American electronics giant, Apple, and South Korea's Samsung Electronics each scored partial court victories in Germany recently in their global war over rival tablet computers.
A regional appeals court in the western city of Duesseldorf upheld a ban on sales of Samsung's Galaxy Tab 7.7 computer for infringing on Apple's design patent, and extended it from Germany to the rest of the European Union.
But it said that the redesigned Galaxy Tab 10.1 N was now sufficiently different from the Apple iPad to be acceptable under competition law.
The two technology giants are engaged in a legal battle involving dozens of cases worldwide as they struggle for leadership in the hugely lucrative smartphone and tablet computer market.

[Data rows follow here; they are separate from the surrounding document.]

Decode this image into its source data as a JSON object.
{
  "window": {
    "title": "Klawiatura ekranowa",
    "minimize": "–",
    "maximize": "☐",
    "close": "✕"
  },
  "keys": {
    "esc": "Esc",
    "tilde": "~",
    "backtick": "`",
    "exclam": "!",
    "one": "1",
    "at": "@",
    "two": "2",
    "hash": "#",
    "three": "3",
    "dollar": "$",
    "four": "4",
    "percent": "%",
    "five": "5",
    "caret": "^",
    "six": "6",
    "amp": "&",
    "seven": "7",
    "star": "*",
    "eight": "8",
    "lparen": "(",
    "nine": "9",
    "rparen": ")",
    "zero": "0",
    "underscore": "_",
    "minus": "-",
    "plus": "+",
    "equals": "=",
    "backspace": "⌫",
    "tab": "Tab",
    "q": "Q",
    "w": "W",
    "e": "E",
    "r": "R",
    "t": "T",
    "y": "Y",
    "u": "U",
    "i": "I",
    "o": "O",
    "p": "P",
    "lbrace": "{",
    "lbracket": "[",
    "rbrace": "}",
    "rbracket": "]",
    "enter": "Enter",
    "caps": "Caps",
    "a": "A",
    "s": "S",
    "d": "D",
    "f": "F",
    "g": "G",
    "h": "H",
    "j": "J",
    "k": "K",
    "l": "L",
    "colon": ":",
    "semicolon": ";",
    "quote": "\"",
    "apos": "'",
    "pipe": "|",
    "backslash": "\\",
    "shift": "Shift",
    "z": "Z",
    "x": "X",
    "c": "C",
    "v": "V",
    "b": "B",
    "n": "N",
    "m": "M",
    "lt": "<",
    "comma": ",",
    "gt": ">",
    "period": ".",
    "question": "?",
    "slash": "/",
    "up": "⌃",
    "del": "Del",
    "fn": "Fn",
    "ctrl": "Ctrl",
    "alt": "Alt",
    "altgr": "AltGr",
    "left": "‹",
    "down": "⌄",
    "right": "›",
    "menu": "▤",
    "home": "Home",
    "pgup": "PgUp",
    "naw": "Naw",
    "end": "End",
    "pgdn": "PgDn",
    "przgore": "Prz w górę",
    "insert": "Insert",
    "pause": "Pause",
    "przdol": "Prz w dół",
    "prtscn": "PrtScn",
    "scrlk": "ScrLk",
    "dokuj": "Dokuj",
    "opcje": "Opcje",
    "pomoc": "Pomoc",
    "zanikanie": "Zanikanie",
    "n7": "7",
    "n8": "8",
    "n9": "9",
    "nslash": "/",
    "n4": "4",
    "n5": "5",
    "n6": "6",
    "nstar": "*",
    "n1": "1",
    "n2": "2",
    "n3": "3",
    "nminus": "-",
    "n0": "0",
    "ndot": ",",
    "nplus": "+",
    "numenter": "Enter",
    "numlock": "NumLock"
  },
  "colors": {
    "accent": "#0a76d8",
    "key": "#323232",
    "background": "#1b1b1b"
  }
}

Apple launched legal action in April last year, accusing Samsung of "slavishly" copying its iPhone and iPad designs. Samsung has focused its own lawsuits on technology patents rather than design.

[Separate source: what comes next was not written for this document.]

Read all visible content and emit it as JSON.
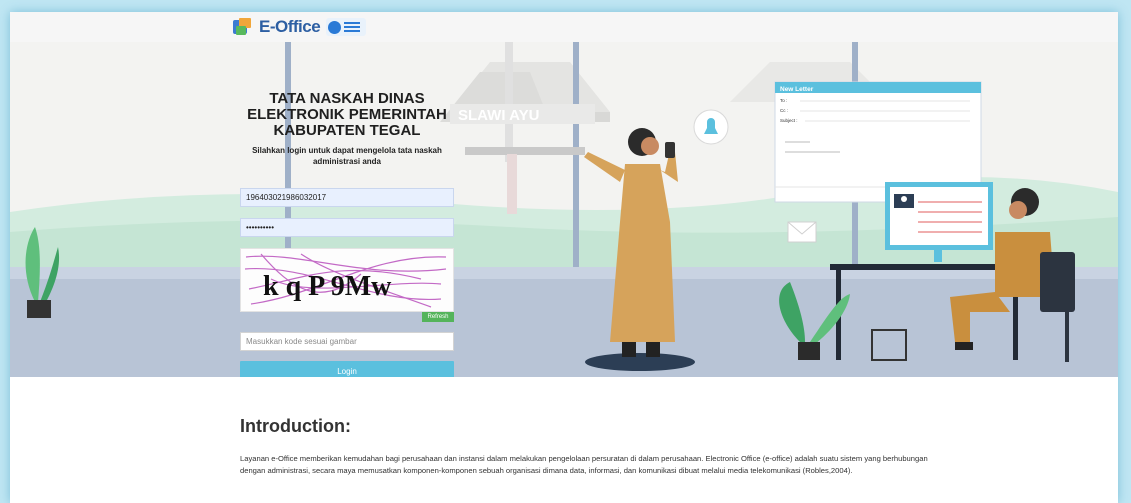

In November, the Duesseldorf regional court had slapped a temporary ban on Samsung's previous model, the Galaxy Tab 10.1, saying it copied the iPad.

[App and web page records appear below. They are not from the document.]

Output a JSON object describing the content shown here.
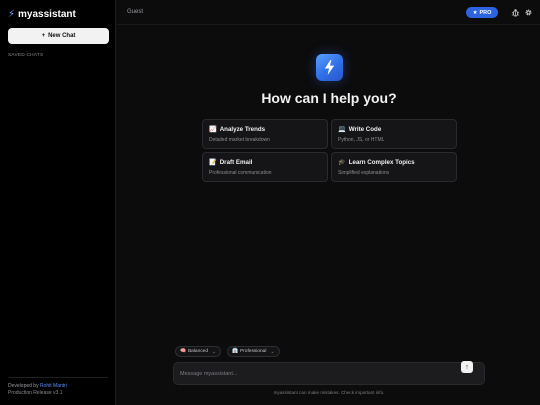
{
  "sidebar": {
    "brand": "myassistant",
    "new_chat_label": "New Chat",
    "saved_chats_label": "SAVED CHATS",
    "footer": {
      "developed_by": "Developed by",
      "developer_name": "Rohit Mantri",
      "version": "Production Release v3.1"
    }
  },
  "topbar": {
    "user": "Guest",
    "pro_label": "PRO"
  },
  "main": {
    "title": "How can I help you?",
    "suggestions": [
      {
        "emoji": "📈",
        "title": "Analyze Trends",
        "subtitle": "Detailed market breakdown"
      },
      {
        "emoji": "💻",
        "title": "Write Code",
        "subtitle": "Python, JS, or HTML"
      },
      {
        "emoji": "📝",
        "title": "Draft Email",
        "subtitle": "Professional communication"
      },
      {
        "emoji": "🎓",
        "title": "Learn Complex Topics",
        "subtitle": "Simplified explanations"
      }
    ]
  },
  "composer": {
    "mode_label": "Balanced",
    "tone_label": "Professional",
    "placeholder": "Message myassistant...",
    "value": "",
    "disclaimer": "myassistant can make mistakes. Check important info."
  },
  "colors": {
    "accent": "#2b63e0",
    "background": "#0c0c0d",
    "sidebar": "#000000"
  },
  "icons": {
    "brand": "lightning-bolt-icon",
    "new_chat": "plus-icon",
    "pro": "star-icon",
    "bug": "bug-icon",
    "settings": "gear-icon",
    "send": "arrow-up-icon",
    "mode": "brain-icon",
    "tone": "briefcase-icon"
  }
}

But changes Samsung made to the successor model for the German market to meet the court's demands rendered the tablet computer sufficiently different, it said in February. Apple appealed this decision.
Earlier that month, two other courts in Germany also quashed Apple's request to impose a preliminary ban on sales of its Galaxy Tab 10.1N and Nexus smartphone.
Samsung profits rolling in
Meanwhile, Samsung says it has sold more than 10-million units of its newest Galaxy S III smartphone since its launch about two months ago. The company expected a record operating profit of 6,7-trillion won ($5,9-billion) in the second quarter, boosted by strong sales of its flagship Galaxy smartphones.
The Korean firm, which is battling with Apple's iPhone and iPad for supremacy in the lucrative smartphone and tablet market, has seen heavy demand for its new Galaxy S III phone, which was introduced in Europe in May.
"It appears that accumulated sales exceeded 10-million units," said J.K. Shin, head of the Samsung's mobile communications division, according to Yonhap news agency.
Shin said last month he expected the global sales of the new phone, available in more than 140 countries, would surpass 10-million by the end of July, including sales of about a million units at home.
The third version of the firm's Galaxy S series offers face-recognition technology and improved voice-activated controls as well as a more powerful processor.
It also has a 4,8-inch (12,2-centimetre) screen that is 22% larger than the previous S2 version, while it can detect eye movements and override the automatic shutdown if the user is looking at the screen.
Samsung shipped 44,5-million smartphones in the first quarter, exceeding the 35,1-million of US arch-rival Apple, according to market researcher Strategy Analytics in April.
Source: AFP via I-Net Bridge.
I-Net Bridge For more than two decades, I-Net Bridge has been one of South Africa’s preferred electronic providers of innovative solutions, data of the highest calibre, reliable platforms and excellent supporting systems. Our products include workstations, web applications and data feeds packaged with in-depth news and powerful analytical tools empowering clients to make meaningful decisions.
We pride ourselves on our wide variety of in-house skills, encompassing multiple platforms and applications. These skills enable us to not only function as a first class facility, but also design, implement and support all our client needs at a level that confirms I-Net Bridge a leader in its field. Go to: http://www.inet.co.za
LEGAL DISCLAIMER: This Message Board accepts no liability of legal consequences that arise from the Message Boards (e.g. defamation, slander, or other such crimes). All posted messages are the sole property of their respective authors. The maintainer does retain the right to remove any message posts for whatever reasons. People that post messages to this forum are not to libel/slander nor in any other way depict a company, entity, individual(s), or service in a false light; should they do so, the legal consequences are theirs alone. Bizcommunity.com will disclose authors' IP addresses to authorities if compelled to do so by a court of law.